Further development of the Enterprise Data ModelBefore I get to the communication standards and a way to present this similarly across tools, I want to talk about the evolution of the Enterprise Data Model. In my eyes, Tableau has its strengths in the independent preparation, analysis and playful development of dashboards. Therefore, to ensure sustainable use of the data, it is important that stable insights are fed back into the Enterprise Data Model. This ensures that there is a single source of truth for the enterprise data model. In my view, the extra effort is absolutely worth it. As far as possible, the data sources in the enterprise data model should be used directly (live data connection) and this very model should be expanded and maintained as new insights are gained. The single source of truth and a common understanding of definitions and data quality is the basis for a data-driven enterprise. Presenting insights in a user-friendly way with storytelling makes it very easy for users to understand and integrate the insights into their daily actions. A consistent understanding to visualize dashboards, graphs, and tables helps users quickly navigate and avoid misinterpretation.

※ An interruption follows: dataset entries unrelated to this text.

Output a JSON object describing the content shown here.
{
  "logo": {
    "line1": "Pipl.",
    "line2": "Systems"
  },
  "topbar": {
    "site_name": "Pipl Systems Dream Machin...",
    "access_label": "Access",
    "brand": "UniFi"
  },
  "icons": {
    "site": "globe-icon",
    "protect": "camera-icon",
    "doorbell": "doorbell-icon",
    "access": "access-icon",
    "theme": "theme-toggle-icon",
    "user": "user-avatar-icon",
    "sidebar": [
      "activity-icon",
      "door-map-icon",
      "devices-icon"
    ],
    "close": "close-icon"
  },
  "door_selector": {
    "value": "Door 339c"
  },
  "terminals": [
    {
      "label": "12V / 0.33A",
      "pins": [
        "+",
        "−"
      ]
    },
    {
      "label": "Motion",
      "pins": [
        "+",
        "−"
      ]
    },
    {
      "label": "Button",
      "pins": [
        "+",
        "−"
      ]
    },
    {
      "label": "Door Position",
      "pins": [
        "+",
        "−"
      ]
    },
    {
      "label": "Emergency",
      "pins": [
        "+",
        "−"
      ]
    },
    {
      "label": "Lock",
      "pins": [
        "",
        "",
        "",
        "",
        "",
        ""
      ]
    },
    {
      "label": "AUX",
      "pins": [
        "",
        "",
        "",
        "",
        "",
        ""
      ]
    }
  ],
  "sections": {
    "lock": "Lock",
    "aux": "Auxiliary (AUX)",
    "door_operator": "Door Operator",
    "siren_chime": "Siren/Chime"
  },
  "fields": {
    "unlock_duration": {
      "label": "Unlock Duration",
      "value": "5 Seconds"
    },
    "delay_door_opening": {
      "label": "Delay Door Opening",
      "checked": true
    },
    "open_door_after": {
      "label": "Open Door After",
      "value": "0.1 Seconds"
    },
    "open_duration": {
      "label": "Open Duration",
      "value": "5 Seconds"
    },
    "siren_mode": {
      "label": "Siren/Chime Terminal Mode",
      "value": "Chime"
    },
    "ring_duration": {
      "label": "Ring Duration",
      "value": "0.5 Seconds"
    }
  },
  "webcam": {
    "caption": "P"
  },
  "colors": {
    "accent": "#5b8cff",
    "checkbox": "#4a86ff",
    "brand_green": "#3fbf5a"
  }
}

IBCS – A Notation Concept for Comprehensible CommunicationRolf Hichert reached many controlling departments with his notation proposal. These were introduced into the International Business Communication Standards (IBCS®) and are today significantly developed further by the IBCS Institute. The SUCCESS formula of the IBCS® includes rules for the following three areas:
- Conceptual rules help convey a clear message by building an appropriate storyline. These are the SAY and STRUCTURE sections of the SUCCESS formula, based on work by authors such as Barbara Minto.
- Perceptual rules help convey the message by using an appropriate visual representation. These are EXPRESS, SIMPLIFY, CONDENSE and CHECK of the SUCCESS formula.
- Semantic rules help to convey an unambiguous message by using a consistent notation. This is the UNIFY part of the SUCCESS formula, originally developed by Rolf Hichert.
- The message should be the answer to the questions posed by those reading or listening. Therefore, those reporting need to know what the readers or listeners are burning to know.
- Each chart is given not only a title but also a message in the form of a declarative sentence. A picture is there to explain the message, but not the other way around.
- Each text passage begins with a summary of the message, namely the most important statement or finding.
- Every report begins with a summary of recommendations, decision statements, or key findings.
- Even a more comprehensive presentation should be able to be summarized in one sentence(!).
- Messages are always complete sentences, they can be findings, statements or recommendations.